Exercise instructions
What is the number of lines in these entries that contain "glyph"? State it alone.

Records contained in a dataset
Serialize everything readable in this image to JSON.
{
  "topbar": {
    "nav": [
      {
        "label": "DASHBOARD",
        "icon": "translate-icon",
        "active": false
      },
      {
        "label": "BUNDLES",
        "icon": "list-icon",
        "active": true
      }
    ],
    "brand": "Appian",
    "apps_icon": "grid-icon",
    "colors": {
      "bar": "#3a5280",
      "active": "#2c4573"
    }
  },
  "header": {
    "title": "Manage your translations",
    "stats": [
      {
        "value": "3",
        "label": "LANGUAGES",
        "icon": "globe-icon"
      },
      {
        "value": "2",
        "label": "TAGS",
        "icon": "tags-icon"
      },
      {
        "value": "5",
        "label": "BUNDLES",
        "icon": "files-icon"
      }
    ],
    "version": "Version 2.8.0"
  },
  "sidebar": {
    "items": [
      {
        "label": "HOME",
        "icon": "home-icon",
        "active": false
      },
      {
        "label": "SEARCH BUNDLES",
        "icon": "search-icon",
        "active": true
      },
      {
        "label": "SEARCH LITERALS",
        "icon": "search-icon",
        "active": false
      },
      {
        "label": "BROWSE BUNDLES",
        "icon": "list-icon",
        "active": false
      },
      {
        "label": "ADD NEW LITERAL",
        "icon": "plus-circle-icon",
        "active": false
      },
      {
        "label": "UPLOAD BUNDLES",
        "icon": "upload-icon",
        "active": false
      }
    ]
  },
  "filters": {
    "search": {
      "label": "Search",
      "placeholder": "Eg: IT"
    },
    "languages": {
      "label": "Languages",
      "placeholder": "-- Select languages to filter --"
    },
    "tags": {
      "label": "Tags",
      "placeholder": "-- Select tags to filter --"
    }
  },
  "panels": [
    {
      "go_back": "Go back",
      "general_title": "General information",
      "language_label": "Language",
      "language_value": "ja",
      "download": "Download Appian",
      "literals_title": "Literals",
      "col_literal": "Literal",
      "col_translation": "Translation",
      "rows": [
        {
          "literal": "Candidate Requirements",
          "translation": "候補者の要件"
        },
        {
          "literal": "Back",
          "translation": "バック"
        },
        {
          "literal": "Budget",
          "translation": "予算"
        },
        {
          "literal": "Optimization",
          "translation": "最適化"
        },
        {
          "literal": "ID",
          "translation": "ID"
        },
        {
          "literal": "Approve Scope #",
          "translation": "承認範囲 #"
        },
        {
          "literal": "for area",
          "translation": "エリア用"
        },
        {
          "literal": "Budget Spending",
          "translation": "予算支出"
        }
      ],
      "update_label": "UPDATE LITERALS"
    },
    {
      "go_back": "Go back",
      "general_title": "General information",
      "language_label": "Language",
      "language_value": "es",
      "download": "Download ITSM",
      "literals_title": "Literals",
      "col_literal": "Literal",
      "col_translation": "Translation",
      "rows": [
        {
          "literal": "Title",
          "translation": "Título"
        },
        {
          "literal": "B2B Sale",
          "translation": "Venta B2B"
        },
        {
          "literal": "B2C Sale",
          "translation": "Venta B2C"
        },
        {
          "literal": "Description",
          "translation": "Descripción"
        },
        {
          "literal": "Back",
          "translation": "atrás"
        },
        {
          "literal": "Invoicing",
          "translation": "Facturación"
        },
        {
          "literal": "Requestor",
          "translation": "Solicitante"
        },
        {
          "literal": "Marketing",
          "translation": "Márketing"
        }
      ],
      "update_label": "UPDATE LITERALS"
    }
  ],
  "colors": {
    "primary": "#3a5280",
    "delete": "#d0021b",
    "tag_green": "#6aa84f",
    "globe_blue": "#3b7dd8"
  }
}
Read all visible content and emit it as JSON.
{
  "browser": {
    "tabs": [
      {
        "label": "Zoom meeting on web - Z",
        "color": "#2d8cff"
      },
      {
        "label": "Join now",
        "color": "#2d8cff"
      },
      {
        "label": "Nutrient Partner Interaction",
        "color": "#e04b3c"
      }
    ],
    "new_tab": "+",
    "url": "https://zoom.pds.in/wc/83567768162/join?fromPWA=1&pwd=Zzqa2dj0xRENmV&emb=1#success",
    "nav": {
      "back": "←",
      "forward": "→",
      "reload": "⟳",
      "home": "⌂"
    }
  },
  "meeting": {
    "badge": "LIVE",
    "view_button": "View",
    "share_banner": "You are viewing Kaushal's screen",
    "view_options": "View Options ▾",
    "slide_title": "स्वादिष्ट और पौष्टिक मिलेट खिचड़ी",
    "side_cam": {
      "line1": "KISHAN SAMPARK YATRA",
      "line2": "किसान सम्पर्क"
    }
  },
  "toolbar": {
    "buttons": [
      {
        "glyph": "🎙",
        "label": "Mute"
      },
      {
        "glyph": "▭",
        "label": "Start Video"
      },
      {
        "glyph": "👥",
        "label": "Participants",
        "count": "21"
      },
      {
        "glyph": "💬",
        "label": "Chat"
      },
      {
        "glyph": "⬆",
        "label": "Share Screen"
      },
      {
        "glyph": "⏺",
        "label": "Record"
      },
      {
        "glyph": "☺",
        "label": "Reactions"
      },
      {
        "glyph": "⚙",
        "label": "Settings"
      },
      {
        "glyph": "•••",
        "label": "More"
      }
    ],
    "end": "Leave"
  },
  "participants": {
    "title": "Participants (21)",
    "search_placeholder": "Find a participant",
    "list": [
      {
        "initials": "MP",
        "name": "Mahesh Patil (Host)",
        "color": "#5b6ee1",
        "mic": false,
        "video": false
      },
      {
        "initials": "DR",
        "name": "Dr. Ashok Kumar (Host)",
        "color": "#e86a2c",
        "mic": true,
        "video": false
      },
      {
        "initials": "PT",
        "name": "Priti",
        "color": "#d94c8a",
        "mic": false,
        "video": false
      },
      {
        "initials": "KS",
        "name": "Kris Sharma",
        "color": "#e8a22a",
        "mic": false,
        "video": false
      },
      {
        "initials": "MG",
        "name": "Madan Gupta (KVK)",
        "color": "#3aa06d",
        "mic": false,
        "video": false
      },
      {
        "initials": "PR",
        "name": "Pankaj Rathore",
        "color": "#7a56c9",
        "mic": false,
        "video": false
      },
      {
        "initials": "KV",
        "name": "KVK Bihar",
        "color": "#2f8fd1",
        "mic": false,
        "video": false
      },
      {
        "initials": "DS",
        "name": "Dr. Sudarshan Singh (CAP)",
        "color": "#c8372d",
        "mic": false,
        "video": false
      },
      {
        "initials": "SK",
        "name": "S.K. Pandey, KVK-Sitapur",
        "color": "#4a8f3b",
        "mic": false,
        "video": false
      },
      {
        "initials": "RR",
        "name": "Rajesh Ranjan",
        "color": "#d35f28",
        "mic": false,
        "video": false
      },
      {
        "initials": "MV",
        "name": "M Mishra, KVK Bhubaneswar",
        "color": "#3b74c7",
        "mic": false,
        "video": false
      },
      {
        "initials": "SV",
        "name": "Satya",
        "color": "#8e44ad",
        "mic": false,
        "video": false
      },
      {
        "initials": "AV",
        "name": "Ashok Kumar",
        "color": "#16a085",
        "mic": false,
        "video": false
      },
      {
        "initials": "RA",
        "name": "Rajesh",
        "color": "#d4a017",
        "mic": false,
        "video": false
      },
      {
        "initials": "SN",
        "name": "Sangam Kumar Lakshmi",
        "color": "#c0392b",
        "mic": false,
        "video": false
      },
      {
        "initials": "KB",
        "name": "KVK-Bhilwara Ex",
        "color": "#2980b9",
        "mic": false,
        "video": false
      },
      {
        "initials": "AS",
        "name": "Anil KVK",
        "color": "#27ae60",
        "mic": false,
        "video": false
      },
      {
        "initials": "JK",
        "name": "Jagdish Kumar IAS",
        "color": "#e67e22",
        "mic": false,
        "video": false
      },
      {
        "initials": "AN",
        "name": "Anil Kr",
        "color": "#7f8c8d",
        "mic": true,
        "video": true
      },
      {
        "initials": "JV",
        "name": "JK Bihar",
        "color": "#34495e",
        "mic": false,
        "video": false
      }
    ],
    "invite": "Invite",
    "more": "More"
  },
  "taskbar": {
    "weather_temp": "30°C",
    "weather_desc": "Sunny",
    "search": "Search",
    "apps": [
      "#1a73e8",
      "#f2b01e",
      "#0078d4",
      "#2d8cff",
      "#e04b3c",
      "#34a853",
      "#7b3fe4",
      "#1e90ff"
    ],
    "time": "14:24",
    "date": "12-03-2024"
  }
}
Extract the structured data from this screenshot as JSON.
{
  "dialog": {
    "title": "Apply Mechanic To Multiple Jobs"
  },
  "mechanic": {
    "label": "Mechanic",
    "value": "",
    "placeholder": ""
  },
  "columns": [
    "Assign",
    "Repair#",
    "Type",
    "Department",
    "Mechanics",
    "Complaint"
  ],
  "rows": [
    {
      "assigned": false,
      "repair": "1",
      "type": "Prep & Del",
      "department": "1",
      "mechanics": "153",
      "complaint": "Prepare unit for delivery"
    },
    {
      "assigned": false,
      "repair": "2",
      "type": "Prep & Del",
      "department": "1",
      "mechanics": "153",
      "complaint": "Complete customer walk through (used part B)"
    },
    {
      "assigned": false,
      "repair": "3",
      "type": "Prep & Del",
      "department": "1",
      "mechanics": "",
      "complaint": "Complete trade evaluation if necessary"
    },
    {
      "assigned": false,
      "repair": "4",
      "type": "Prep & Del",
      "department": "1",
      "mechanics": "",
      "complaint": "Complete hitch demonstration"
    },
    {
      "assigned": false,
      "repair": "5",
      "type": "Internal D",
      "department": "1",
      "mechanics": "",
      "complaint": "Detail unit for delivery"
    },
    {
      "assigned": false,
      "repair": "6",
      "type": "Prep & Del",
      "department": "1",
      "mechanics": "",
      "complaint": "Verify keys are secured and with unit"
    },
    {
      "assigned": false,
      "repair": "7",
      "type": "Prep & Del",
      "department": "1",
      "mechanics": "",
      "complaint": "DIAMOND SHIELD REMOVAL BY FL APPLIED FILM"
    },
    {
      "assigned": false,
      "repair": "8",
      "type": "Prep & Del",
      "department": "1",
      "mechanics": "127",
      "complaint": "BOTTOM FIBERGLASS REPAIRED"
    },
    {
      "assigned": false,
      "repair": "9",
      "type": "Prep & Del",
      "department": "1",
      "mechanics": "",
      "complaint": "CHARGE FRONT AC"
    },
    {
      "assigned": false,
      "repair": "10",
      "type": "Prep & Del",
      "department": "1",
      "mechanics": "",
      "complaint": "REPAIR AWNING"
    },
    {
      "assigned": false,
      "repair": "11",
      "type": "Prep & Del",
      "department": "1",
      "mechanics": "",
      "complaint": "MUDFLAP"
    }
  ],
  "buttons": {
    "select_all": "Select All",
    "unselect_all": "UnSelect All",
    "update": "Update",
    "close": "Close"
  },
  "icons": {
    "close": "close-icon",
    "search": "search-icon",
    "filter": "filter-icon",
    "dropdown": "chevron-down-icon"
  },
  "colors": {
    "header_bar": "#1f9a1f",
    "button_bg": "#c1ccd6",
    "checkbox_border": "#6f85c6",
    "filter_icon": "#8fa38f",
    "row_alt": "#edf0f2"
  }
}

Exercise result
9